Developer: Cinnaire Solutions Corp. & Woodbridge Neighborhood Development Corp.

LIHTC award value: $8.9 million over 10 years

AMI breakdown (60 units total):

  • 11 units @ 30% AMI
  • 15 units @ 40% AMI
  • 14 units @ 60% AMI
  • 20 units market rate

Total development cost: $16.7 million Other funding: Developer plans to submit City Payment in Lieu of Taxes (PILOT) request.

Greystone Senior Living

This new construction is on a vacant site on Martin Luther King Jr. Boulevard, just west of Cass Avenue. The building will consist of 49 one- and two-bedroom units across four floors. Located in the heart of Midtown, the Greystone will offer seniors quick and easy access to public transit like the QLINE as well as shopping destinations such as Whole Foods. Construction is expected to begin in early 2023 and wrap up by the end of the year.

Developer: Cass Corridor Neighborhood Development Corp.

Address: 440 Martin Luther King Jr. Blvd.

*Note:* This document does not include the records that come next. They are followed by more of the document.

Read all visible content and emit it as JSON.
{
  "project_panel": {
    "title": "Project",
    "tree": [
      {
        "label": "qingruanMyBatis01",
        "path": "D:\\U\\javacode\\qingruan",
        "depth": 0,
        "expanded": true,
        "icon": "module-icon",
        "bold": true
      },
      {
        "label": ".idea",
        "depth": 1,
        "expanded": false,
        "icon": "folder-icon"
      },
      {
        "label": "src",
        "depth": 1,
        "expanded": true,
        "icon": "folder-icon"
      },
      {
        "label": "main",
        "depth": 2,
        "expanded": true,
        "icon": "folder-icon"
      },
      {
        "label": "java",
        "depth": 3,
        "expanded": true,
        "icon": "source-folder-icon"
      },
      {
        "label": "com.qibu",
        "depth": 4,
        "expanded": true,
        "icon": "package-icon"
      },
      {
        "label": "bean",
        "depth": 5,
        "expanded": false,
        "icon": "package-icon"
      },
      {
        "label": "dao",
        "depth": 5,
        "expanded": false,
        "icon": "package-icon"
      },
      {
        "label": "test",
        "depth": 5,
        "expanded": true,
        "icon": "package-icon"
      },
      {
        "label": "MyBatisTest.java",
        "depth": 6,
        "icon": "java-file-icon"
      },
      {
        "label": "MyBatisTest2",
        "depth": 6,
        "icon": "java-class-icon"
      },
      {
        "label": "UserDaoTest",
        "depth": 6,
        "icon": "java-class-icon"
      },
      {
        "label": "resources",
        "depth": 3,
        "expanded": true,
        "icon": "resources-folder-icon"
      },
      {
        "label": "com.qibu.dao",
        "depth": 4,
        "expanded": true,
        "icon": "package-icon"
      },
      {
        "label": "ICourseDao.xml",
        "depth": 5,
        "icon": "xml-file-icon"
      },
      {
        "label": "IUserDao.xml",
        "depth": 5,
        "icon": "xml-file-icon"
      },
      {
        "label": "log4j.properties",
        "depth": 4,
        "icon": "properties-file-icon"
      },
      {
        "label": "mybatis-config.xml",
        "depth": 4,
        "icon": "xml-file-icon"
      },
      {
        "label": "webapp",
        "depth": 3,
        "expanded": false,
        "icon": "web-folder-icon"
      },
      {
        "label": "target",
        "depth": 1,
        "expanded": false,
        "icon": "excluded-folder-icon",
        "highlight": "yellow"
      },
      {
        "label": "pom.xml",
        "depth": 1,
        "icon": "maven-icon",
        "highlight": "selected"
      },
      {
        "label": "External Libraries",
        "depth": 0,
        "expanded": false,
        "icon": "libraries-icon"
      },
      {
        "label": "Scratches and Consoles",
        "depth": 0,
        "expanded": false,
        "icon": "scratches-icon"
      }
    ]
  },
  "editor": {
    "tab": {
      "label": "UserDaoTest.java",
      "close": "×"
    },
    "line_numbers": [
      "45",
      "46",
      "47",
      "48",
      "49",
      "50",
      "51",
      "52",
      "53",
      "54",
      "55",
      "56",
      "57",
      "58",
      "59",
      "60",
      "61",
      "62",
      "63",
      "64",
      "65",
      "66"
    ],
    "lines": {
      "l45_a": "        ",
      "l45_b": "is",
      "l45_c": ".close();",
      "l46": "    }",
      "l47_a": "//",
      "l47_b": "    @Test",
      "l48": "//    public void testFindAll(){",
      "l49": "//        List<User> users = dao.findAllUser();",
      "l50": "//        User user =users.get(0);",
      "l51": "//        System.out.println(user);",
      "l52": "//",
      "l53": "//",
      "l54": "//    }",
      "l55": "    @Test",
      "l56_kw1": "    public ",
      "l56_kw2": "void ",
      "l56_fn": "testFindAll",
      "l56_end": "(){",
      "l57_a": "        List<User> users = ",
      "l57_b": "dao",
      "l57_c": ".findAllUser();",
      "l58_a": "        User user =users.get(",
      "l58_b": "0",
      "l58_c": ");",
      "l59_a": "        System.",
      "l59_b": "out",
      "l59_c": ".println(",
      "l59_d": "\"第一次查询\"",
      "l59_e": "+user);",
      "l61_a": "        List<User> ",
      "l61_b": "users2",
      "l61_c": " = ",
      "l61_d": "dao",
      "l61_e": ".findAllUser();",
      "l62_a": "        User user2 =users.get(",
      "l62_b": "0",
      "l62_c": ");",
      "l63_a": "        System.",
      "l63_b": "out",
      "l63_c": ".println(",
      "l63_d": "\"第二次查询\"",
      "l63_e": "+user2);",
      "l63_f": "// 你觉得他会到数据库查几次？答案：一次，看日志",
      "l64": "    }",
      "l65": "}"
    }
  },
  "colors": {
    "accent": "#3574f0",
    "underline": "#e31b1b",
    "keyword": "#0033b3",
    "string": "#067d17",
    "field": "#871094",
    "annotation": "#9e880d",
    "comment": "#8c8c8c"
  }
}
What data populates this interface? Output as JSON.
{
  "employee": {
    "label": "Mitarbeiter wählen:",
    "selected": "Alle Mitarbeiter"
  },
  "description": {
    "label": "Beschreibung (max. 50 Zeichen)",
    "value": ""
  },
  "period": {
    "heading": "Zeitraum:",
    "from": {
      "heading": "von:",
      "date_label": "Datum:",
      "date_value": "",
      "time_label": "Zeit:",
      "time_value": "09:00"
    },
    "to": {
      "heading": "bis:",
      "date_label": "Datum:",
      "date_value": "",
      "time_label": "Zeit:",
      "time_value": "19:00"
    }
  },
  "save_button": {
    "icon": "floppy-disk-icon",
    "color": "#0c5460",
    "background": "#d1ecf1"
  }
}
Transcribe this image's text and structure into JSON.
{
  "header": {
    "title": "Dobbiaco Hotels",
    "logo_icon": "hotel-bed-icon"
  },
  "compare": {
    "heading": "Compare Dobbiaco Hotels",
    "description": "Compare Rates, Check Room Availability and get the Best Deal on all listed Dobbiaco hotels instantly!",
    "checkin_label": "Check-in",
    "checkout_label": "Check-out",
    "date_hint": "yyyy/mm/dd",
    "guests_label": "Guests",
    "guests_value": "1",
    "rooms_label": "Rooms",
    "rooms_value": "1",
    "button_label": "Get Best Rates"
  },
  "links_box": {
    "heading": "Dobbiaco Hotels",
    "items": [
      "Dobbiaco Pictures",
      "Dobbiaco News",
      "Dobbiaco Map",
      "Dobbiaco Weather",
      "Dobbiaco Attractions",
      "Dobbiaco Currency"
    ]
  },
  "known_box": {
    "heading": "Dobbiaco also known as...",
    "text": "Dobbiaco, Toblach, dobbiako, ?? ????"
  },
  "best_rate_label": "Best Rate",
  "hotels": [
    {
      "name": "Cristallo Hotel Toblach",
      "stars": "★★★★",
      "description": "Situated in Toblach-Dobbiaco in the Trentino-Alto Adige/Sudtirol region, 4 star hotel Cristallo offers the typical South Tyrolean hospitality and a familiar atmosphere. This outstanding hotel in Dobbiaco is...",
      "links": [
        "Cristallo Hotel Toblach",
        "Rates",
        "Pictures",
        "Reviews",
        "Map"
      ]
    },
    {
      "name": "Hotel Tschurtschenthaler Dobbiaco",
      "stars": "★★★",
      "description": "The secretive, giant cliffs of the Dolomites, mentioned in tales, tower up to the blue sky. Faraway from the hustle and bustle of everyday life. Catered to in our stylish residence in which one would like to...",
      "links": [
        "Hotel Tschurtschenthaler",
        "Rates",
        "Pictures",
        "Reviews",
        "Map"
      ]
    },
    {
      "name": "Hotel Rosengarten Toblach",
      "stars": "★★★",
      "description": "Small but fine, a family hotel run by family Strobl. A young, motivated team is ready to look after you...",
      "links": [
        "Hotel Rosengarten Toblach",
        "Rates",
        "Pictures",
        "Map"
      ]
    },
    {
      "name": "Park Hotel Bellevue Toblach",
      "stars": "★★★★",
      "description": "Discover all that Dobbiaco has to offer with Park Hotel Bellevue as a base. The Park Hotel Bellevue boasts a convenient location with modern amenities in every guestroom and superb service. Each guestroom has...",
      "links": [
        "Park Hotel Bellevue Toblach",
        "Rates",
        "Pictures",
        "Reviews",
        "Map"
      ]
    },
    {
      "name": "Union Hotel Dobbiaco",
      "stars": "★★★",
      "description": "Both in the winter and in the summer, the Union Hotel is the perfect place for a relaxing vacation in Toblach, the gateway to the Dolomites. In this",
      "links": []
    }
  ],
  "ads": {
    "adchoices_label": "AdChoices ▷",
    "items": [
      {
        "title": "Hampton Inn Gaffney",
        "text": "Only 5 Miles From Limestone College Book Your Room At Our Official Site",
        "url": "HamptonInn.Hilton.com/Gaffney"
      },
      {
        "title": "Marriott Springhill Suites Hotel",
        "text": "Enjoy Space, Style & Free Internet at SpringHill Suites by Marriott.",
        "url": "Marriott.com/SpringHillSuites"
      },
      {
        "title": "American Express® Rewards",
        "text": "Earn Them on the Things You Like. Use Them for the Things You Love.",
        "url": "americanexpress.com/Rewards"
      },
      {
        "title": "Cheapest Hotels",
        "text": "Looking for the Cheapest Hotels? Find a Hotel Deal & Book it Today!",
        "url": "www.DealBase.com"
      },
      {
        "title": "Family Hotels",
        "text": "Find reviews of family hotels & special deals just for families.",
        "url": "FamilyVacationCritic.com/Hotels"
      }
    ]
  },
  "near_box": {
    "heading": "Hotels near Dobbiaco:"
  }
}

LIHTC award value: $8.26 million over 10 years 

AMI breakdown (49 units):

  • 13 units at 30% AMI
  • 3 units at 40% AMI
  • 33 units at 60% AMI

Total development cost: $12.6 million

Other funding: $1,626,988 in City HOME funds and a 4% Payment in Lieu of Taxes (PILOT)


Greystone Senior Living will offer seniors access to the amenities of Midtown at an affordable rate. 


Orchard Village Apartments

CHN Housing Partners and Detroit Blight Busters are co-developing the 48-unit Orchard Village Apartments at Orchard and Santa Clara streets in the heart of Old Redford and near Blight Busters’ many commercial corridor projects near Lahser and Grand River. The two-bedroom Orchard Village apartments will serve residents with incomes of 30% to 60% AMI. Construction is expected to begin in the spring of 2023 and complete in 2024. CHN will manage the property once construction is complete. 

“We’re thrilled to bring this affordable housing development to the Old Redford neighborhood,” Jason Headen, vice president of the Detroit market for CHN Housing Partners, and John George, founder and executive director of Detroit Blight Busters, said in a joint statement. “The Orchard Village Apartments will ensure that lower-income Detroiters are part of the next phase of growth in this neighborhood.” 

Developer: CHN Housing Partners & Detroit Blight Busters 

Address: 21525-21652 Orchard St.

LIHTC award value: $10.8 million over 10 years 

AMI breakdown (48 units):

  • 10 units at 30% AMI
  • 10 units at 40% AMI
  • 3 units at 50% AMI
  • 25 units at 60% AMI

Total development cost: $14.3 million

Other funding: $2.1 million in City HOME funds and a 4% Payment in Lieu of Taxes (PILOT)